Material to process —

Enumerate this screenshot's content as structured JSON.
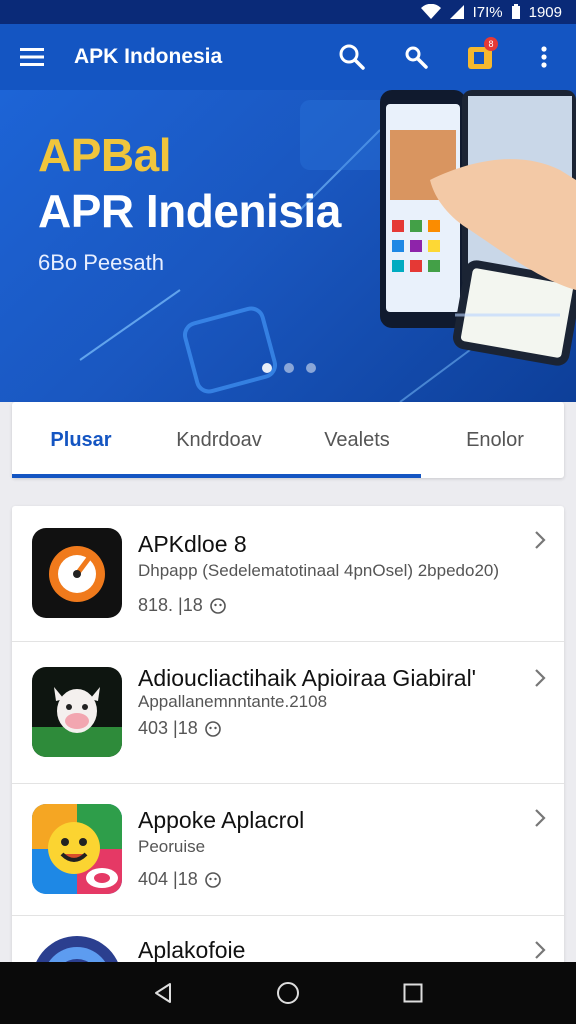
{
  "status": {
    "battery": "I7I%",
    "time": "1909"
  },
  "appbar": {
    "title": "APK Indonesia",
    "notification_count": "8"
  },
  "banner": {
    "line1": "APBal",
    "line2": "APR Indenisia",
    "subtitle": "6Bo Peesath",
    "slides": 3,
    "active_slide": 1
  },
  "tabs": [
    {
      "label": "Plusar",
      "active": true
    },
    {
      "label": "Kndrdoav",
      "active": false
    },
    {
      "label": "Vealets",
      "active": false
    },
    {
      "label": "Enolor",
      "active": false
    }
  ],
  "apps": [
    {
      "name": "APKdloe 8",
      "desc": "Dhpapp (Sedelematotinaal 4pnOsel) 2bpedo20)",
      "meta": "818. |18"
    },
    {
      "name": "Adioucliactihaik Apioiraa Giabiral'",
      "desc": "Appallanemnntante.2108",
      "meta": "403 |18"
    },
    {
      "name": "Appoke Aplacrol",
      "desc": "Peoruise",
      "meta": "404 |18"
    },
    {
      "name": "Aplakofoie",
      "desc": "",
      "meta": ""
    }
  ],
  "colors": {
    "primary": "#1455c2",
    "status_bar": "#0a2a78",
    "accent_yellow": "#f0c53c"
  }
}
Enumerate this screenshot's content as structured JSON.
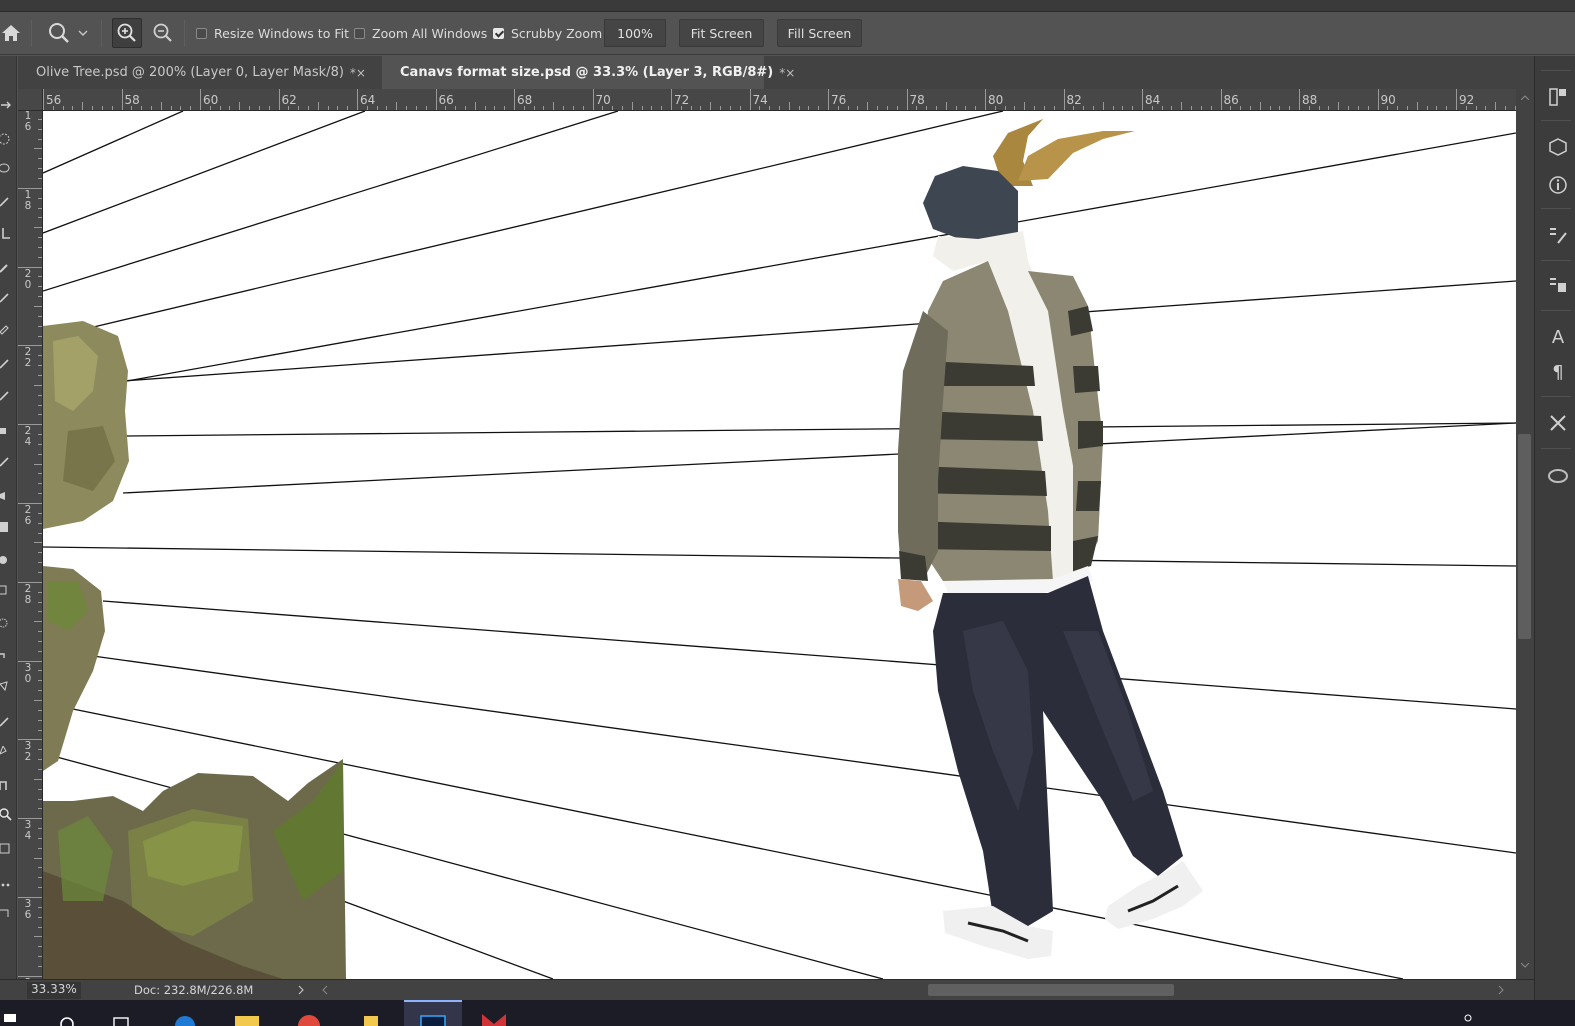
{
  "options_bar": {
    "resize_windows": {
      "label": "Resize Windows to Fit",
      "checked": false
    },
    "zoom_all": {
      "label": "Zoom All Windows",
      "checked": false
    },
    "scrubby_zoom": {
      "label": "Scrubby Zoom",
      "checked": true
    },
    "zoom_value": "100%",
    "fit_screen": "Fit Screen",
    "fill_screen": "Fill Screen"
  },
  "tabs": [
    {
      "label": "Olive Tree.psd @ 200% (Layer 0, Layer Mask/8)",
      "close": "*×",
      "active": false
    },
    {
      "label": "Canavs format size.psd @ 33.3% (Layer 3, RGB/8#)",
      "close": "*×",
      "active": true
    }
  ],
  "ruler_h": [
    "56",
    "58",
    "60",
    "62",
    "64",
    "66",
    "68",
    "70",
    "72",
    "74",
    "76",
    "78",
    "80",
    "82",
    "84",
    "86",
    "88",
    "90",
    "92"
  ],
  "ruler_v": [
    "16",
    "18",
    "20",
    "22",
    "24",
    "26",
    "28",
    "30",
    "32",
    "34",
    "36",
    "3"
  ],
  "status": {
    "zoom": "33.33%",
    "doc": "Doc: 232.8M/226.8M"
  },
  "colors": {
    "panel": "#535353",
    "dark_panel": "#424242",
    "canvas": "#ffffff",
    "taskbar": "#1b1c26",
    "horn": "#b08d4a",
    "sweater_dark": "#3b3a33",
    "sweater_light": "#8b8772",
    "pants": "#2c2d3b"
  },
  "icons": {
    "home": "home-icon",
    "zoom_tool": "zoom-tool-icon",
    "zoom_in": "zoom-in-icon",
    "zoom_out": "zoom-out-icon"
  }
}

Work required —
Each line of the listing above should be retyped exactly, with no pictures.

Answer section —
Enumerate this screenshot's content as structured JSON.
{
  "status": {
    "battery": "I7I%",
    "time": "1909"
  },
  "appbar": {
    "title": "APK Indonesia",
    "notification_count": "8"
  },
  "banner": {
    "line1": "APBal",
    "line2": "APR Indenisia",
    "subtitle": "6Bo Peesath",
    "slides": 3,
    "active_slide": 1
  },
  "tabs": [
    {
      "label": "Plusar",
      "active": true
    },
    {
      "label": "Kndrdoav",
      "active": false
    },
    {
      "label": "Vealets",
      "active": false
    },
    {
      "label": "Enolor",
      "active": false
    }
  ],
  "apps": [
    {
      "name": "APKdloe 8",
      "desc": "Dhpapp (Sedelematotinaal 4pnOsel) 2bpedo20)",
      "meta": "818. |18"
    },
    {
      "name": "Adioucliactihaik Apioiraa Giabiral'",
      "desc": "Appallanemnntante.2108",
      "meta": "403 |18"
    },
    {
      "name": "Appoke Aplacrol",
      "desc": "Peoruise",
      "meta": "404 |18"
    },
    {
      "name": "Aplakofoie",
      "desc": "",
      "meta": ""
    }
  ],
  "colors": {
    "primary": "#1455c2",
    "status_bar": "#0a2a78",
    "accent_yellow": "#f0c53c"
  }
}
Enumerate this screenshot's content as structured JSON.
{
  "options_bar": {
    "resize_windows": {
      "label": "Resize Windows to Fit",
      "checked": false
    },
    "zoom_all": {
      "label": "Zoom All Windows",
      "checked": false
    },
    "scrubby_zoom": {
      "label": "Scrubby Zoom",
      "checked": true
    },
    "zoom_value": "100%",
    "fit_screen": "Fit Screen",
    "fill_screen": "Fill Screen"
  },
  "tabs": [
    {
      "label": "Olive Tree.psd @ 200% (Layer 0, Layer Mask/8)",
      "close": "*×",
      "active": false
    },
    {
      "label": "Canavs format size.psd @ 33.3% (Layer 3, RGB/8#)",
      "close": "*×",
      "active": true
    }
  ],
  "ruler_h": [
    "56",
    "58",
    "60",
    "62",
    "64",
    "66",
    "68",
    "70",
    "72",
    "74",
    "76",
    "78",
    "80",
    "82",
    "84",
    "86",
    "88",
    "90",
    "92"
  ],
  "ruler_v": [
    "16",
    "18",
    "20",
    "22",
    "24",
    "26",
    "28",
    "30",
    "32",
    "34",
    "36",
    "3"
  ],
  "status": {
    "zoom": "33.33%",
    "doc": "Doc: 232.8M/226.8M"
  },
  "colors": {
    "panel": "#535353",
    "dark_panel": "#424242",
    "canvas": "#ffffff",
    "taskbar": "#1b1c26",
    "horn": "#b08d4a",
    "sweater_dark": "#3b3a33",
    "sweater_light": "#8b8772",
    "pants": "#2c2d3b"
  },
  "icons": {
    "home": "home-icon",
    "zoom_tool": "zoom-tool-icon",
    "zoom_in": "zoom-in-icon",
    "zoom_out": "zoom-out-icon"
  }
}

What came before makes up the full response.